Even before the suspected suicide of Amanda Todd, a Port Coquitlam teen relentlessly tormented at school, students at New Westminster Secondary School had started writing an anti-bullying play they perform each year.

Even before the suspected suicide of Amanda Todd, a Port Coquitlam teen relentlessly tormented at school, students at New Westminster Secondary School had started writing an anti-bullying play they perform each year.

Students at the high school write and star in a performance for Rock Solid, a program that aims to raise awareness of the problems around bullying and help students deal with it. The play tackles touchy topics around bullying, including racism, sexism and the responsibility that bystanders have to interject when they see someone being bullied.

The Rock Solid program was launched at the high school in 2003 - a combined effort between police and the school. The idea launched after the tragic death of another teenage girl - Reena Virk, who was senselessly tormented and murdered by her teenage classmates.

"Every kid that starts in Rock Solid is told the history of it," said drama teacher Colin Mackay.

This year's Rock Solid production likely wouldn't be about Amanda, Mackay said. It is "too emotional" and raw to focus on yet, he said.

Amanda documented her story in a YouTube video about a month before she committed suicide. In the video she holds up cards that tell the story of her years of being preyed on.

Asked whether New Westminster's high school is doing enough to educate and support students in regards to bullying, Mackay said, "We certainly try. I don't know how you can ever do enough."

The Rock Solid production is performed for elementary, middle and high school students in the district. Rock Solid is one of a number of anti-bullying initiatives the district currently offers.

The high school has other anti-bullying plans in place for fall - also planned before the Amanda Todd tragedy. There is an anti-bullying seminar on Oct. 23 for grades 8, 9 and 10 students with Jesse Miller, a speaker on bullying and anti-bully measures for schools, Janet Grant, the district's director of instruction and student services, told The Record.

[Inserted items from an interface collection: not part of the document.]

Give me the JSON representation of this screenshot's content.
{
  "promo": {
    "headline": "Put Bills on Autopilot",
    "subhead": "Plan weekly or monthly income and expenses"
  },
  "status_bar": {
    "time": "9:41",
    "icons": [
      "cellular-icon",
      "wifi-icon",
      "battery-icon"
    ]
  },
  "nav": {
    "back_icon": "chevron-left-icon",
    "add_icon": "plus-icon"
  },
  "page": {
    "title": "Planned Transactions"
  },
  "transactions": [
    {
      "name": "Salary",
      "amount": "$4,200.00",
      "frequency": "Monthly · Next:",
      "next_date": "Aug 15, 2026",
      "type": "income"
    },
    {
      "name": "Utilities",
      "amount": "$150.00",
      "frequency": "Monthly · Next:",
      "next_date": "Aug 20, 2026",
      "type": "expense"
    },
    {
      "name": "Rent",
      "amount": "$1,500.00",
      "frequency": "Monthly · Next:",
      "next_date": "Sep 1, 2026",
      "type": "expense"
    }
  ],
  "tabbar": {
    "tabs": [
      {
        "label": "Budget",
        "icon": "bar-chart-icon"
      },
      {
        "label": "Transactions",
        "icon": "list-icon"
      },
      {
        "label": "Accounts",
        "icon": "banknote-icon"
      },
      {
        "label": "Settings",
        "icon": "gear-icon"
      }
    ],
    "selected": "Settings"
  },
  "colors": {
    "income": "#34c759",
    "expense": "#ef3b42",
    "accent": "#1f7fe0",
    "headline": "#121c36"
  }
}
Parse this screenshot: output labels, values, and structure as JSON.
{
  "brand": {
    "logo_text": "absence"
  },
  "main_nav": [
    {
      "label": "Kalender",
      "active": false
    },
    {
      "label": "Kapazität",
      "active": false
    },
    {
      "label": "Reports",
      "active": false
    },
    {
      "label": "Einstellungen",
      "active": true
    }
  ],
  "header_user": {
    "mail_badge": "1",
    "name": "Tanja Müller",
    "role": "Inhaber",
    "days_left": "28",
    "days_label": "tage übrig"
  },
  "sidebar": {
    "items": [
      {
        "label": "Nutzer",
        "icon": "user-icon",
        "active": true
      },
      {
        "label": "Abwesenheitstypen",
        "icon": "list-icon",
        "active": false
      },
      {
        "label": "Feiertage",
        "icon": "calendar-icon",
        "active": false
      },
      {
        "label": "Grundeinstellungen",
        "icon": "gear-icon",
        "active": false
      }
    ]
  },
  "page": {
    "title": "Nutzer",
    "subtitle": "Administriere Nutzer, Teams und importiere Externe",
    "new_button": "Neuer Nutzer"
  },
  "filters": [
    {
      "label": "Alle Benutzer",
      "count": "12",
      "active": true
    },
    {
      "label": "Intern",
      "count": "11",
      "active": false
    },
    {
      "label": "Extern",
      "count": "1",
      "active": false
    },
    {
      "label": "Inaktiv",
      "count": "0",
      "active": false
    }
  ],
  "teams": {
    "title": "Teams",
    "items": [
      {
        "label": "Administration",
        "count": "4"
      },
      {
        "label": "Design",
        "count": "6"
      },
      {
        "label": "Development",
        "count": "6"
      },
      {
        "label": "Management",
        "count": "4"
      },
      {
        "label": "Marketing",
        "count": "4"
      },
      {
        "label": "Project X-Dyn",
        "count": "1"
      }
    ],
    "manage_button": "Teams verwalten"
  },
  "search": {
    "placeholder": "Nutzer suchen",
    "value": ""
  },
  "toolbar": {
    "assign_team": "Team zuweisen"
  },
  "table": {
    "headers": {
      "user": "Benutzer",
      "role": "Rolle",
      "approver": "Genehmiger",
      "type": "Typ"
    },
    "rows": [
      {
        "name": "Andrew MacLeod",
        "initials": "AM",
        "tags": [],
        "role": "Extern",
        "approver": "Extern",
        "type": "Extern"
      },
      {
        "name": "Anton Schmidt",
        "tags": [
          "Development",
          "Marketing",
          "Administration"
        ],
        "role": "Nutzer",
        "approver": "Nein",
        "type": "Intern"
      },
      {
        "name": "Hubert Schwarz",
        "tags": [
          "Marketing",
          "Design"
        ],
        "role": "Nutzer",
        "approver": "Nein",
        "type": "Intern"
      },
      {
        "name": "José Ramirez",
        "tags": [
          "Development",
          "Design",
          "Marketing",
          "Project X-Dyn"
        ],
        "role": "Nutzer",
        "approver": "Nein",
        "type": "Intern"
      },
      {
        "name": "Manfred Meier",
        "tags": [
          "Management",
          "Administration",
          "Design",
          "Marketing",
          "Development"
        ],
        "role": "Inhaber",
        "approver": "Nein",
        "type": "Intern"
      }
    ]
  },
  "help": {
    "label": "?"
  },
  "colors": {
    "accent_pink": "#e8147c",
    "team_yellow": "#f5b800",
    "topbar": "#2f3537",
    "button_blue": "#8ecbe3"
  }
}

The district has also tackled the topic in the Parents' Night Out series over the past few years. The series is a collaboration between schools, the New Westminster Police Department, the New Westminster Teachers' Union, Fraserside Community Services and the United Way of the Lower Mainland.

The next session is Wednesday, Oct. 17 at 7 p.m. at Lord Kelvin elementary (free child-minding provided). It's called Understanding Bullying from a Youth Perspective, and high school students will be the presenters.

"Anti-bullying is always kind of on our radar, and so we're always looking for ways to bring that message to our students," Grant said.

While the district is looking for ways to address bullying, the issue of suicide isn't as readily talked about.

"We tend to deal more with the bullying - suicide is a difficult one because it's more case-by-case," Grant said.

As for parents, Grant said when they learn their child is being bullied they need to take it seriously.

"And, depending on where the context is, they need to consult with the appropriate people - the principal, school staff. Maybe even if it's cyber issues, the police, whatever it takes," she said. "This is why I think it's so important that we do have these parent sessions. They help raise awareness for parents - what to look for and what to do."

The Ministry of Education is also putting a push on its erase bullying strategy, Grant said.

"School staff are going to be trained on even more ways we can bring this message into our schools and our classrooms," she said.

The district has a number of high school students trained in the Red Cross (funded by the United Way) Respect Ed program. These same high school students deliver the anti-bullying message to students in the district's elementary and middle schools, Grant said.

Ashley Currie, a community school coordinator, brought the Respect Ed program into the district last spring.

"In the pilot year, over 300 students received the workshop," Grant wrote. "We are training more students this year and will be spreading the anti-bullying message to even more students across our district."

The Respect Ed is the same format as the Rock Solid program in that it is students bringing the message to students.

New Westminster youth were also featured in the Red Cross's website.

This new website is also a valuable resource, Grant said.

The district doesn't track the number of "bully" reports, but individual schools do, Grant said.